Almost daily, new technology solutions are emerging for the cannabis market. Contrast this with just a few years ago, when you could count on one hand the number of seed-to-sale solutions. One way to visually track emerging cannabis technology companies is to look at advertisements in magazines such as Marijuana Venture and online cannabis communities. Another approach is to look at the composition of booths at cannabis trade shows. The years that I’ve attended MJBizCon in Las Vegas, I’ve witnessed an explosion of CannaTech exhibitors.
In the January 2021 issue of Marijuana Venture, I presented the 420MSP CannaTech Ecosystem Stack. You can click over to the following URL to revisit that chart for a point of reference: https://bit.ly/cannatechecosystem. In building the CannaTech Ecosystem Stack, a number of approaches were used, including consulting with industry experts Duane Roebuck (BlueStar) and Ryan Porter (toptender). Then, quite frankly, subjective judgement calls were made along with objective measurements.
The “subjective” factors I employed took into consideration the resource commitment cannabis technology players have made and, more loosely, the cultural commitment to the cannabis vertical.
Let’s use the aforementioned BlueStar, a technology distributor, as an example. BlueStar has a dedicated executive in Duane Roebuck who is hyper-focused on the cannabis vertical from end-to-end. Contrast that with Ingram Micro, arguably the world’s largest technology distributor (more than $50 billion in annual revenue). Buried in the massive resource corpus at Ingram Micro is, in fact, a cannabis technology line card. But understand that Ingram Micro literally has line cards for all verticals. But without a resource commitment, a line card does not necessarily make a business a CannaTech company.
A cultural commitment was factored in to defining a CannaTech company. This “measurement” came from my interviews with players such as the founders of Purple Fog Enterprises who made their pitch and made the cut.
You might have noticed well-known technology companies like Dell and SAP are not on the CannaTech Ecosystem Stack. There are reasons for this. Even though Dell has inside and outside sales representatives that call on cannabis dispensaries in Colorado — I spoke with the Dell district manager about this targeting — Dell, in its heart of hearts, is not a CannaTech company. It’s just that dispensaries “happen” to purchase Dell equipment. Another example is German-based SAP. Its enterprise resource planning (ERP) system — think seed-to-sale workflows — is being implemented in the cannabis vertical by its channel partners/managed service partners (especially in Canada). But that’s a function of its partners hunting down cannabis businesses and implementing and maintaining the ERP solution and not really a function of targeting the cannabis vertical.

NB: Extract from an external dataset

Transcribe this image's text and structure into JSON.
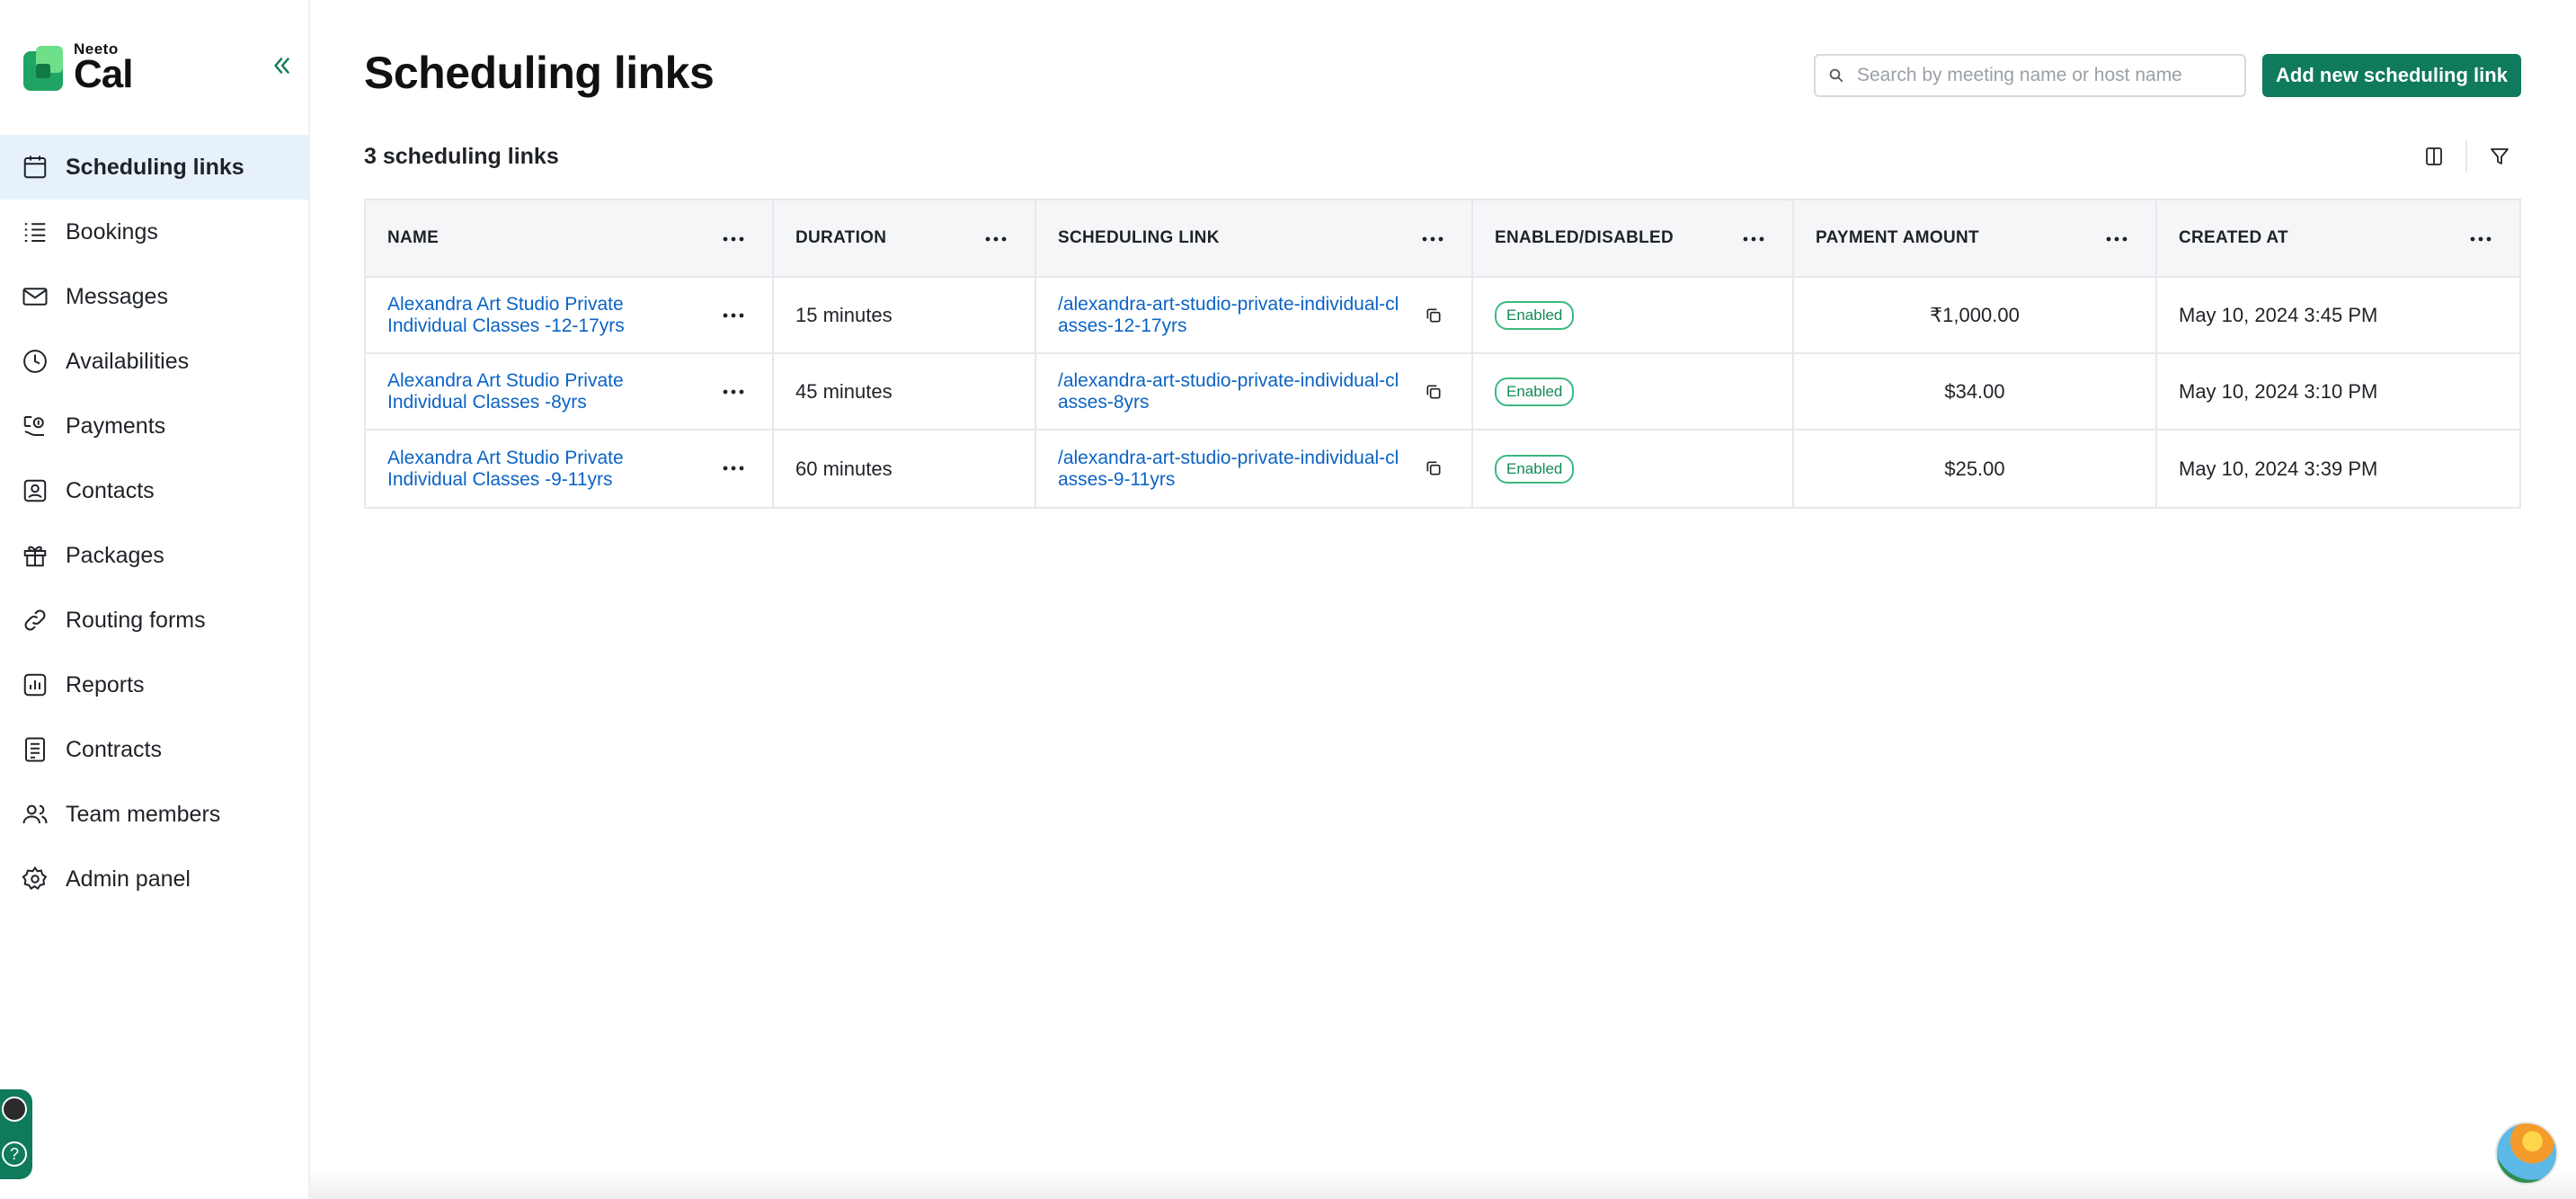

Contrast that with Dauntless, the seed-to-sale solution that ONLY targets the cannabis vertical.
In a traditional business community, you can research companies on Crunchbase and other similar sites that track company data, financial results and investments. With the cannabis vertical in general and the CannaTech ecosystem specifically, this is more challenging due to the lack of data and some players’ reluctance to reveal their cannabis activities.
In the future, as the cannabis vertical become more mature, it’ll be possible to conduct deeper financial analysis with ratio analysis like the percentage of revenue that derives from cannabis technology business activity. I’d offer the hurdle should/would be that 50% of the revenue comes from cannabis-related business activity.
Another objective measurement is to revisit the line card discussion and see what logos are listed. In the figure at left, you can see the cannabis technology line card from BlueStar. Long story short, I rolled with each of the logos except LG and WatchGuard (two respected technology players but not necessarily true CannaTech companies).
I worked closely with expert advisers in building the CannaTech Ecosystem Stack and we did not list actual service providers like MSPs and VARs that implement the solutions displayed on the chart. That would be an entirely different list that is on the 420MSP roadmap in 2021.
Call to Action!
The 420MSP CannaTech Ecosystem Stack is version 1.0 and in the land of Microsoft, the old saw is that we get is right on the third version. So I need your help. I’ll periodically update the CannaTech Ecosystem Stack and I need your logo nominations. Feedback is the breakfast of champions, and I’m the first to admit there is indeed room for improvement. Thanks for supporting the CannaTech community.